→ **DATA FOR THIS EXERCISE**
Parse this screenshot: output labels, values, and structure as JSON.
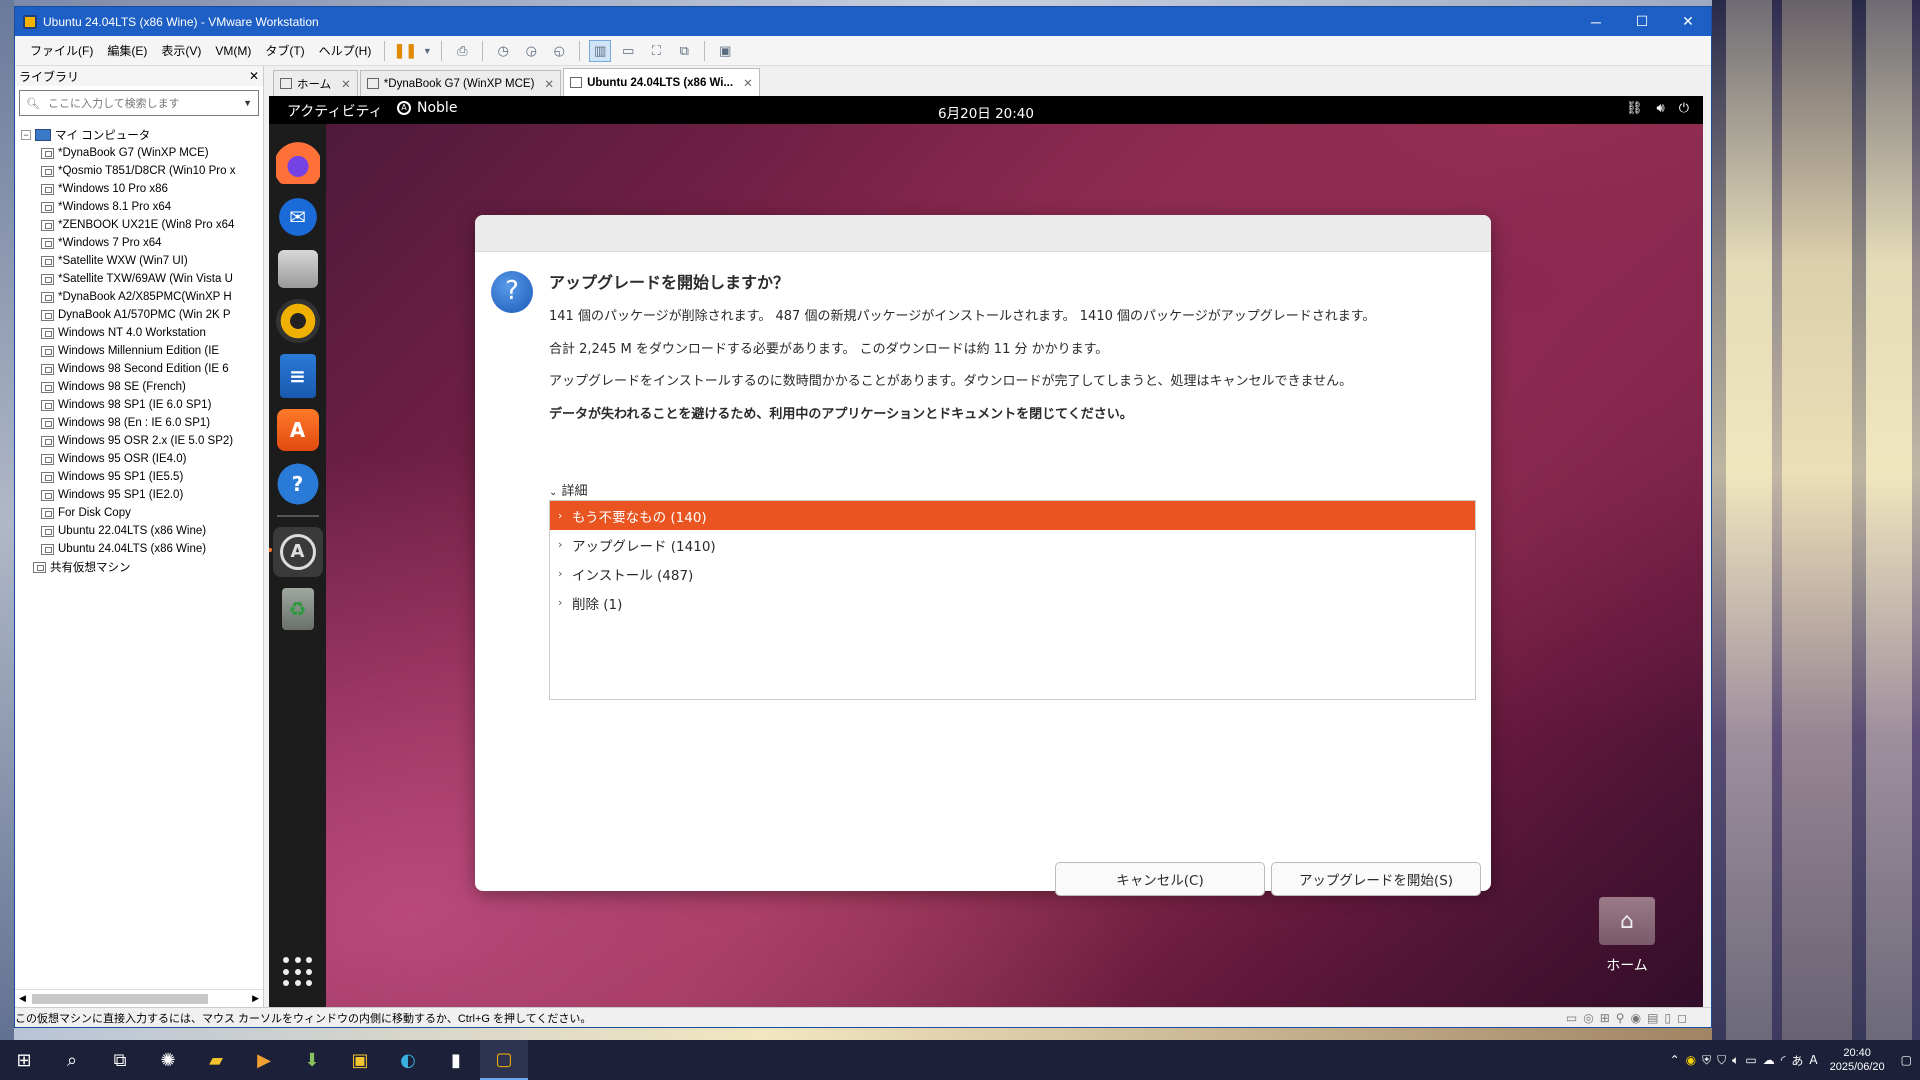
{
  "vmware": {
    "title": "Ubuntu 24.04LTS (x86 Wine) - VMware Workstation",
    "menu": [
      "ファイル(F)",
      "編集(E)",
      "表示(V)",
      "VM(M)",
      "タブ(T)",
      "ヘルプ(H)"
    ],
    "library": {
      "title": "ライブラリ",
      "search_placeholder": "ここに入力して検索します",
      "root": "マイ コンピュータ",
      "shared": "共有仮想マシン",
      "items": [
        "*DynaBook G7 (WinXP MCE)",
        "*Qosmio T851/D8CR (Win10 Pro x",
        "*Windows 10 Pro x86",
        "*Windows 8.1 Pro x64",
        "*ZENBOOK UX21E (Win8 Pro x64",
        "*Windows 7 Pro x64",
        "*Satellite WXW (Win7 UI)",
        "*Satellite TXW/69AW (Win Vista U",
        "*DynaBook A2/X85PMC(WinXP H",
        "DynaBook A1/570PMC (Win 2K P",
        "Windows NT 4.0 Workstation",
        "Windows Millennium Edition (IE",
        "Windows 98 Second Edition (IE 6",
        "Windows 98 SE (French)",
        "Windows 98 SP1 (IE 6.0 SP1)",
        "Windows 98 (En : IE 6.0 SP1)",
        "Windows 95 OSR 2.x (IE 5.0 SP2)",
        "Windows 95 OSR (IE4.0)",
        "Windows 95 SP1 (IE5.5)",
        "Windows 95 SP1 (IE2.0)",
        "For Disk Copy",
        "Ubuntu 22.04LTS (x86 Wine)",
        "Ubuntu 24.04LTS (x86 Wine)"
      ]
    },
    "tabs": [
      "ホーム",
      "*DynaBook G7 (WinXP MCE)",
      "Ubuntu 24.04LTS (x86 Wi..."
    ],
    "status_message": "この仮想マシンに直接入力するには、マウス カーソルをウィンドウの内側に移動するか、Ctrl+G を押してください。"
  },
  "ubuntu": {
    "activities": "アクティビティ",
    "workspace": "Noble",
    "clock": "6月20日  20:40",
    "desktop_home_label": "ホーム",
    "dialog": {
      "title": "アップグレードを開始しますか？",
      "line1": "141 個のパッケージが削除されます。 487 個の新規パッケージがインストールされます。 1410 個のパッケージがアップグレードされます。",
      "line2": "合計 2,245 M をダウンロードする必要があります。 このダウンロードは約 11 分 かかります。",
      "line3": "アップグレードをインストールするのに数時間かかることがあります。ダウンロードが完了してしまうと、処理はキャンセルできません。",
      "line4": "データが失われることを避けるため、利用中のアプリケーションとドキュメントを閉じてください。",
      "details_label": "詳細",
      "details": [
        "もう不要なもの (140)",
        "アップグレード (1410)",
        "インストール (487)",
        "削除 (1)"
      ],
      "cancel_button": "キャンセル(C)",
      "start_button": "アップグレードを開始(S)"
    }
  },
  "taskbar": {
    "time": "20:40",
    "date": "2025/06/20",
    "ime": "あ"
  },
  "colors": {
    "ubuntu_orange": "#e95420",
    "vmware_titlebar": "#1d5fc4"
  }
}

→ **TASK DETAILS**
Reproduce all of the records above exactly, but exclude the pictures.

→ **SOLUTION FOR THIS EXERCISE**
Parse this screenshot: output labels, values, and structure as JSON.
{
  "vmware": {
    "title": "Ubuntu 24.04LTS (x86 Wine) - VMware Workstation",
    "menu": [
      "ファイル(F)",
      "編集(E)",
      "表示(V)",
      "VM(M)",
      "タブ(T)",
      "ヘルプ(H)"
    ],
    "library": {
      "title": "ライブラリ",
      "search_placeholder": "ここに入力して検索します",
      "root": "マイ コンピュータ",
      "shared": "共有仮想マシン",
      "items": [
        "*DynaBook G7 (WinXP MCE)",
        "*Qosmio T851/D8CR (Win10 Pro x",
        "*Windows 10 Pro x86",
        "*Windows 8.1 Pro x64",
        "*ZENBOOK UX21E (Win8 Pro x64",
        "*Windows 7 Pro x64",
        "*Satellite WXW (Win7 UI)",
        "*Satellite TXW/69AW (Win Vista U",
        "*DynaBook A2/X85PMC(WinXP H",
        "DynaBook A1/570PMC (Win 2K P",
        "Windows NT 4.0 Workstation",
        "Windows Millennium Edition (IE",
        "Windows 98 Second Edition (IE 6",
        "Windows 98 SE (French)",
        "Windows 98 SP1 (IE 6.0 SP1)",
        "Windows 98 (En : IE 6.0 SP1)",
        "Windows 95 OSR 2.x (IE 5.0 SP2)",
        "Windows 95 OSR (IE4.0)",
        "Windows 95 SP1 (IE5.5)",
        "Windows 95 SP1 (IE2.0)",
        "For Disk Copy",
        "Ubuntu 22.04LTS (x86 Wine)",
        "Ubuntu 24.04LTS (x86 Wine)"
      ]
    },
    "tabs": [
      "ホーム",
      "*DynaBook G7 (WinXP MCE)",
      "Ubuntu 24.04LTS (x86 Wi..."
    ],
    "status_message": "この仮想マシンに直接入力するには、マウス カーソルをウィンドウの内側に移動するか、Ctrl+G を押してください。"
  },
  "ubuntu": {
    "activities": "アクティビティ",
    "workspace": "Noble",
    "clock": "6月20日  20:40",
    "desktop_home_label": "ホーム",
    "dialog": {
      "title": "アップグレードを開始しますか？",
      "line1": "141 個のパッケージが削除されます。 487 個の新規パッケージがインストールされます。 1410 個のパッケージがアップグレードされます。",
      "line2": "合計 2,245 M をダウンロードする必要があります。 このダウンロードは約 11 分 かかります。",
      "line3": "アップグレードをインストールするのに数時間かかることがあります。ダウンロードが完了してしまうと、処理はキャンセルできません。",
      "line4": "データが失われることを避けるため、利用中のアプリケーションとドキュメントを閉じてください。",
      "details_label": "詳細",
      "details": [
        "もう不要なもの (140)",
        "アップグレード (1410)",
        "インストール (487)",
        "削除 (1)"
      ],
      "cancel_button": "キャンセル(C)",
      "start_button": "アップグレードを開始(S)"
    }
  },
  "taskbar": {
    "time": "20:40",
    "date": "2025/06/20",
    "ime": "あ"
  },
  "colors": {
    "ubuntu_orange": "#e95420",
    "vmware_titlebar": "#1d5fc4"
  }
}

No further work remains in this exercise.